* _Your task_
Please write back every entry exactly, character for character.

* _Excerpted data_
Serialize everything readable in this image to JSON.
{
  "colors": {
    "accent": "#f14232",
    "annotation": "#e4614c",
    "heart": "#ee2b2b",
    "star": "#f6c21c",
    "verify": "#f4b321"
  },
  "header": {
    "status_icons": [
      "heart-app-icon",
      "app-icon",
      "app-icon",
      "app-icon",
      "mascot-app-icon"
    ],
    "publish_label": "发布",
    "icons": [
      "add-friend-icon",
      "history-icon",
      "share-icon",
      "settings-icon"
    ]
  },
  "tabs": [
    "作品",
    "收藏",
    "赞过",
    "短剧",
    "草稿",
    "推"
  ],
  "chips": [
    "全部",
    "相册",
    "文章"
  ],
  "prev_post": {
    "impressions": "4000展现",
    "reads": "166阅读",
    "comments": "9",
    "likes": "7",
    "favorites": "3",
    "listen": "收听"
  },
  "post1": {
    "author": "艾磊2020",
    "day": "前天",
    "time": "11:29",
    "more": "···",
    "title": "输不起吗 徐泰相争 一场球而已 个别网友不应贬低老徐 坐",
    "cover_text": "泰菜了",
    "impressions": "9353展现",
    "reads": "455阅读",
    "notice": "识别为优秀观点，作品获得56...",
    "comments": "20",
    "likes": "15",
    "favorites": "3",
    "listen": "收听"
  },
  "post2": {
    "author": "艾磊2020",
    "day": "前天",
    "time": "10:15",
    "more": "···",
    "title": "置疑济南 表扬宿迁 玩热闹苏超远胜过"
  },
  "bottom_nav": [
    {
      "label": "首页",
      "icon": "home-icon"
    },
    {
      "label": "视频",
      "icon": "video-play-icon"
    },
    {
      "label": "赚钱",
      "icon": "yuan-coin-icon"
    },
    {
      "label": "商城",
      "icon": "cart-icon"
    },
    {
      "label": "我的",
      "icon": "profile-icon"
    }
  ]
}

* _Your response_
Serialize everything readable in this image to JSON.
{
  "colors": {
    "accent": "#f14232",
    "annotation": "#e4614c",
    "heart": "#ee2b2b",
    "star": "#f6c21c",
    "verify": "#f4b321"
  },
  "header": {
    "status_icons": [
      "heart-app-icon",
      "app-icon",
      "app-icon",
      "app-icon",
      "mascot-app-icon"
    ],
    "publish_label": "发布",
    "icons": [
      "add-friend-icon",
      "history-icon",
      "share-icon",
      "settings-icon"
    ]
  },
  "tabs": [
    "作品",
    "收藏",
    "赞过",
    "短剧",
    "草稿",
    "推"
  ],
  "chips": [
    "全部",
    "相册",
    "文章"
  ],
  "prev_post": {
    "impressions": "4000展现",
    "reads": "166阅读",
    "comments": "9",
    "likes": "7",
    "favorites": "3",
    "listen": "收听"
  },
  "post1": {
    "author": "艾磊2020",
    "day": "前天",
    "time": "11:29",
    "more": "···",
    "title": "输不起吗 徐泰相争 一场球而已 个别网友不应贬低老徐 坐",
    "cover_text": "泰菜了",
    "impressions": "9353展现",
    "reads": "455阅读",
    "notice": "识别为优秀观点，作品获得56...",
    "comments": "20",
    "likes": "15",
    "favorites": "3",
    "listen": "收听"
  },
  "post2": {
    "author": "艾磊2020",
    "day": "前天",
    "time": "10:15",
    "more": "···",
    "title": "置疑济南 表扬宿迁 玩热闹苏超远胜过"
  },
  "bottom_nav": [
    {
      "label": "首页",
      "icon": "home-icon"
    },
    {
      "label": "视频",
      "icon": "video-play-icon"
    },
    {
      "label": "赚钱",
      "icon": "yuan-coin-icon"
    },
    {
      "label": "商城",
      "icon": "cart-icon"
    },
    {
      "label": "我的",
      "icon": "profile-icon"
    }
  ]
}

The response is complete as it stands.